There are trillions of bacteria, viruses, and fungi living in your gastrointestinal tract, but don't worry: they're supposed to be there! In fact, a growing body of research indicates that the balance of these microorganisms contributes to many aspects of a person's physical health and mental well-being. One area that is being explored is the role that gut microbes may have in weight and weight loss.
In fact, studies in mice have shown that introducing microorganisms from lean animals into obese ones can cause the heavy animals to lose weight (Vanessa K. Ridaura1, 2013). This indicates that there may be an ideal balance of helpful and unhelpful organisms necessary for good health. You can learn more in our informative article, "Maintain a Healthy Gut for Healthy Weight Loss."
Can We Increase Our Healthy Gut Microbes?
As we learn more about the importance of healthy gut flora, efforts are being made to determine good ways for people to introduce healthy microbes into their gastrointestinal tracts. Along with avoiding antibiotics, processed foods, and sugar as much as possible, eating fermented foods tops the list of methods. Some of these fermented foods include:
- Kefir, a fermented milk drink.
- Miso, fermented soybeans, rice, or barley.
- Lassi, an Indian yogurt drink.
- Sauerkraut, or fermented cabbage.
- Kombucha, a type of fermented tea.
In Korea, a commonly-served side dish is fermented kimchi. Kimchi is a dish made from vegetables (napa cabbage and radishes are the most commonly used) and spices (ginger and red pepper are common). It can be served fresh or fermented. It's been observed that eating fermented kimchi steadily is associated with increased metabolism and decreased obesity risk.
The Science Behind Kimchi and Gut Bacteria
Scientists wanted to know more about the observed link between kimchi and obesity, so they formulated a study to determine the effects of fresh and fermented versions of the dish on gut flora and gene expression in obese women. Twenty-four women who were clinically obese were given either fresh or fermented kimchi daily for eight weeks. Eating the fermented version of the spicy Korean vegetable dish led to an increase in two types of gut bacteria called Bacteroides and Provotella and a decrease in Blautia bacteria.
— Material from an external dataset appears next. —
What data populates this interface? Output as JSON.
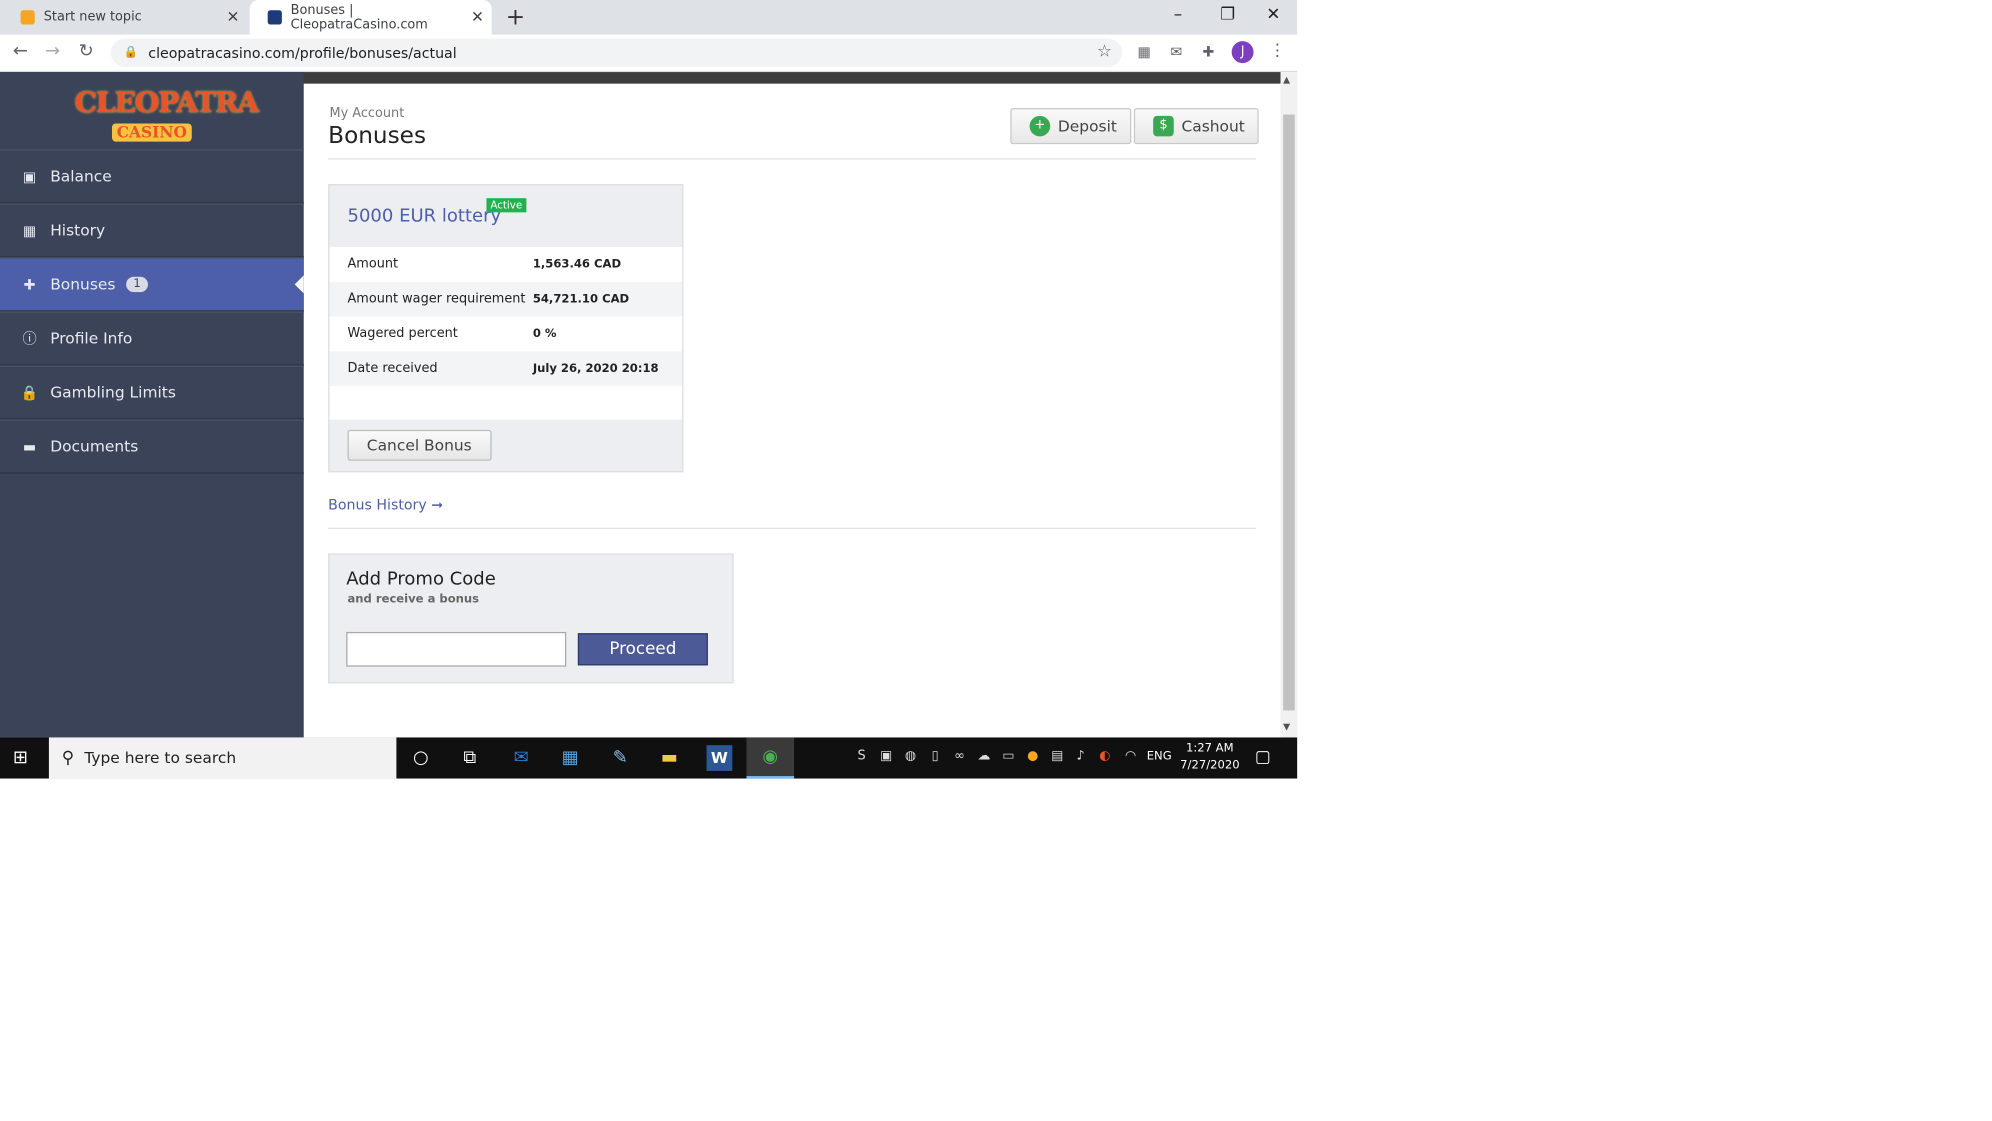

The resulting bacterial profile is one that has previously been identified as being prevalent in leaner people.
Gene Expression Can Be Affected by Eating Kimchi
Gene expression is the process by which information within genes is used by cells to accomplish certain tasks in the body. Not all genes are used all of the time.
The expression of certain genes in the women who ate the fermented kimchi was studied by looking at proteins in their blood. An increase was found specifically in gene expression contributing to immunity, metabolism, blood circulation, digestion, and blood pressure (Kyungsun Han, 2015).
While science is still uncovering the ways in which gut microbes impact weight and other aspects of a person's health, these indications that fermented foods like kimchi can improve gut health are quite promising.
Kimchi is an easy dish to prepare at home, and it makes a great side dish or addition to many different meals. You can find a recipe for kimchi here.
- Kyungsun Han, S. B.-h.-S.-J. (2015, March 23). Contrasting effects of fresh and fermented kimchi consumption on gut microbiota composition and gene expression related to metabolic syndrome in obese Korean women. Retrieved from Wiley Online Library: DOI: 10.1002/mnfr.201400780
- Vanessa K. Ridaura1, J. J. (2013, Sept. 6). Gut Microbiota from Twins Discordant for Obesity Modulate Metabolism in Mice. Retrieved from sciencemag.org: DOI: 10.1126/science.1241214